• Exercise goal: What is the number of lines in the data that include the string "description"? Give it by itself.
===== Data shown
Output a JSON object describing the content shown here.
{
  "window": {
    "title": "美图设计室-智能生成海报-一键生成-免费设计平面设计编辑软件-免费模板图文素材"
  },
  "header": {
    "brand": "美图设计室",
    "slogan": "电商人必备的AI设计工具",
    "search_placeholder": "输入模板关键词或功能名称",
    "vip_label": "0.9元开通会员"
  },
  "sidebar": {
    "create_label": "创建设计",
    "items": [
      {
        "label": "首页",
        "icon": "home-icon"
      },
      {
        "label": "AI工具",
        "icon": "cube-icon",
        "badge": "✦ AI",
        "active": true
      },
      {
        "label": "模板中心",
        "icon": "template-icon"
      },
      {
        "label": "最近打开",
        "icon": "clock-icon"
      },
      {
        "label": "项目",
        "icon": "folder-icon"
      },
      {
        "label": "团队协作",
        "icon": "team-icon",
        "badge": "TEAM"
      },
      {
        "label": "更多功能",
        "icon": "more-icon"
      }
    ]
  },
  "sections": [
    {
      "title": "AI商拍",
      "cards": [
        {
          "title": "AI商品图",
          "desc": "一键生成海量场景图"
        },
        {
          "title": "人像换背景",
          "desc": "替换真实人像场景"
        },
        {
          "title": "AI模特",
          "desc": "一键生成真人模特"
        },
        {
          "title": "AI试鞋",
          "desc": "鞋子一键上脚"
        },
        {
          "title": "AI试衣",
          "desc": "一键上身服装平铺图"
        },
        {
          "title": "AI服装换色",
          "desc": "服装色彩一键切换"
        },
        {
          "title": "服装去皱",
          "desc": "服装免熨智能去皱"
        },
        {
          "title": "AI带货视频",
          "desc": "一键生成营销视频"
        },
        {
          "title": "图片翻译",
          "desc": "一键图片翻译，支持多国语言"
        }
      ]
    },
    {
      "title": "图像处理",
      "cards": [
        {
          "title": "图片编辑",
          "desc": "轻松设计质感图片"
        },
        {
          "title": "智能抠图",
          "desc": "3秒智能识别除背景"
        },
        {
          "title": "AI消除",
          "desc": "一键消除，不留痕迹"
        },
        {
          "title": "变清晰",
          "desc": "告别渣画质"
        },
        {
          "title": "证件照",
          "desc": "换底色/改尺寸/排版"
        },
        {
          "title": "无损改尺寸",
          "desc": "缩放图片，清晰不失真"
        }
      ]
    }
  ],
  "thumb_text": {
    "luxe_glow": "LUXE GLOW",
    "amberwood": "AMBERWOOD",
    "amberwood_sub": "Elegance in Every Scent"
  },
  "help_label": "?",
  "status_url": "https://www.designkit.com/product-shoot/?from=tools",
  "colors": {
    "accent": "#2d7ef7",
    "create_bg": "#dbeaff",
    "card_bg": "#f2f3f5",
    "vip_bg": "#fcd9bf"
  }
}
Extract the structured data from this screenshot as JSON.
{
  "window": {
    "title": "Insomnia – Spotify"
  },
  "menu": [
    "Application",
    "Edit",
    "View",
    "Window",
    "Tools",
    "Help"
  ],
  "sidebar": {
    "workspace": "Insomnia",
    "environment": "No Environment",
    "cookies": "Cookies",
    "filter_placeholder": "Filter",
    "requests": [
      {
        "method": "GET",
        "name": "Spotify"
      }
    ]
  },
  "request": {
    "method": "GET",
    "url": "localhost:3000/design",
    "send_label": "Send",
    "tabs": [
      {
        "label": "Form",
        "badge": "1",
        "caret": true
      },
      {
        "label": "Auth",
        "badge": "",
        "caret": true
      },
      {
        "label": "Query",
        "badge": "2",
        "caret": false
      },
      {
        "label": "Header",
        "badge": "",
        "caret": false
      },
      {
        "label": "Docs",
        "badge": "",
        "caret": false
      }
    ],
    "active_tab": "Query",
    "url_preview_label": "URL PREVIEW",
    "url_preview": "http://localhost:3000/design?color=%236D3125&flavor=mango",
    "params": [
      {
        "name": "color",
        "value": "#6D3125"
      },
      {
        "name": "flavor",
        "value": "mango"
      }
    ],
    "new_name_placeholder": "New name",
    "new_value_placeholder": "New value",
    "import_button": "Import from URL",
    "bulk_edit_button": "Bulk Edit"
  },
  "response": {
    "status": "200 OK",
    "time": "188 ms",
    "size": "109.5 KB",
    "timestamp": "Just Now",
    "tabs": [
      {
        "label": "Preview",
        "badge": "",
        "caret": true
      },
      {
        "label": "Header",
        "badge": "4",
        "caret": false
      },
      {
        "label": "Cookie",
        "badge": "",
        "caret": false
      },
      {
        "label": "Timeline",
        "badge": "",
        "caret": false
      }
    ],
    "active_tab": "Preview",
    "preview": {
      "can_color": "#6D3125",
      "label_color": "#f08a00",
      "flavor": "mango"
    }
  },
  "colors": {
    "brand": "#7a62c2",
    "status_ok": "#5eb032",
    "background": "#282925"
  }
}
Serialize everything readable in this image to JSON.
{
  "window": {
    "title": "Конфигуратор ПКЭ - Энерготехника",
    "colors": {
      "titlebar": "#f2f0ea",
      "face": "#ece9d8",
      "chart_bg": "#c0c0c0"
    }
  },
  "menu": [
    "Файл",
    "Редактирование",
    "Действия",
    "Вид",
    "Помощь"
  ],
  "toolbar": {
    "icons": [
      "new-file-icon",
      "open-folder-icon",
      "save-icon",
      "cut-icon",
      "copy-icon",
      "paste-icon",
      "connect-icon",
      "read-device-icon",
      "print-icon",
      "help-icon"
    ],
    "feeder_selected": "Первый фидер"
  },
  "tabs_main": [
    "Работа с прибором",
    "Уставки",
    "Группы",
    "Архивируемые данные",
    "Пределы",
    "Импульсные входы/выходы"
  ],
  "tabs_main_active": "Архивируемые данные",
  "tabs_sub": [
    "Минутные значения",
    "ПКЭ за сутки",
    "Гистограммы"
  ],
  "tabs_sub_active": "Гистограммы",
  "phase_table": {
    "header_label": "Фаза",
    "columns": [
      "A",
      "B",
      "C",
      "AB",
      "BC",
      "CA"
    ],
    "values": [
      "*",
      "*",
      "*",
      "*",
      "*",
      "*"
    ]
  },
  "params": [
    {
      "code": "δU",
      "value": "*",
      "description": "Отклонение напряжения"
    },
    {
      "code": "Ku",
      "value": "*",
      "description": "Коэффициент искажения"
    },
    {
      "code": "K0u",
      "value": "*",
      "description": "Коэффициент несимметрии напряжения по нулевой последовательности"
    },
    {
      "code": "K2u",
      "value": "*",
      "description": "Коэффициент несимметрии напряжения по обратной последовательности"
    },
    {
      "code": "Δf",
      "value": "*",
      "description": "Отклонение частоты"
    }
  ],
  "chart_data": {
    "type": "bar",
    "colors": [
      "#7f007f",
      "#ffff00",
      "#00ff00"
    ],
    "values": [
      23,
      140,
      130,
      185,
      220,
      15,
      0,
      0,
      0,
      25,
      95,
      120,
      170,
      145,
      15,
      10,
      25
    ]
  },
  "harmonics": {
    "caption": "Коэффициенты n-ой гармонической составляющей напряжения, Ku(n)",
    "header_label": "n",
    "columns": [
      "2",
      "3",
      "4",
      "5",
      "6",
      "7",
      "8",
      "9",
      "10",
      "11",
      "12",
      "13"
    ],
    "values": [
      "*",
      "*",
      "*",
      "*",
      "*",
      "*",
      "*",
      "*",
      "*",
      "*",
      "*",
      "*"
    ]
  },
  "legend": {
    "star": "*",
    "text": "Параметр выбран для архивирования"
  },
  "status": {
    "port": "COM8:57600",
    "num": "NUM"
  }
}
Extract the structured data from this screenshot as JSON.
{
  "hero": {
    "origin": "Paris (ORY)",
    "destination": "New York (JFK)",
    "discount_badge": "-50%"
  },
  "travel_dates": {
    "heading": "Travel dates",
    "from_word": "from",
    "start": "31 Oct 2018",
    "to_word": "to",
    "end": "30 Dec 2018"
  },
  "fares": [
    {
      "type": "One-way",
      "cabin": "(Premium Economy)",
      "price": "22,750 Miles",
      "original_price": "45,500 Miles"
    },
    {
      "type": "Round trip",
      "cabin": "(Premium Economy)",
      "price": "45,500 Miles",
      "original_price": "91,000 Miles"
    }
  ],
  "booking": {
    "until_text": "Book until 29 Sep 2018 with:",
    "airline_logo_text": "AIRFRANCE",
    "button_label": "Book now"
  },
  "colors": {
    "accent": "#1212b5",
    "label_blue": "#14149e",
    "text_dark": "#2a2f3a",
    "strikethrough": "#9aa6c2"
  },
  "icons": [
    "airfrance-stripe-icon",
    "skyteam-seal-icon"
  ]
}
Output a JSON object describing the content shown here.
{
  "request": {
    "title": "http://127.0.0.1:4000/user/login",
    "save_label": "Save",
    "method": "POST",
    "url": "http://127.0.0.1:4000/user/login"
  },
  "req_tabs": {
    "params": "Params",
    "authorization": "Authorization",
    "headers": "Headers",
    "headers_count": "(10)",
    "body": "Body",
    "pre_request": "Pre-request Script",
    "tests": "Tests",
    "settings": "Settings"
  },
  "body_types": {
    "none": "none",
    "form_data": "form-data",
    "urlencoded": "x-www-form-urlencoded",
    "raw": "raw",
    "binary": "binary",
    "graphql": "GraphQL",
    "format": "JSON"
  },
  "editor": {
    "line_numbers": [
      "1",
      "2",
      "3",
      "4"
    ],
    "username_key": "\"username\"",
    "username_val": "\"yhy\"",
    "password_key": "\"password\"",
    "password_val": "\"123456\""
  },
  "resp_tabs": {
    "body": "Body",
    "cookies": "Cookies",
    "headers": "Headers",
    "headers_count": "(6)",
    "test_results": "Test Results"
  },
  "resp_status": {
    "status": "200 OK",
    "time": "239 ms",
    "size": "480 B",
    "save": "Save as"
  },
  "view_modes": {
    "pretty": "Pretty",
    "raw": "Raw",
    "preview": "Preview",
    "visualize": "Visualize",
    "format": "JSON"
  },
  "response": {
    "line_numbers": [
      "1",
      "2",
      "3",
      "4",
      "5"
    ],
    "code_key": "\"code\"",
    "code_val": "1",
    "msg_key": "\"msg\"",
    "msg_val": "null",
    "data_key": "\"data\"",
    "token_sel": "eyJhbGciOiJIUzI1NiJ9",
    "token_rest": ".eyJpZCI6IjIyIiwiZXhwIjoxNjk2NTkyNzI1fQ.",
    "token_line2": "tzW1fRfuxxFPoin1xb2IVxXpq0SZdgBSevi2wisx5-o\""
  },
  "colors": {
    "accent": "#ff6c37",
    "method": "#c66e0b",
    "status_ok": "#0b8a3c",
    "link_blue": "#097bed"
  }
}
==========
• Result of the exercise: 5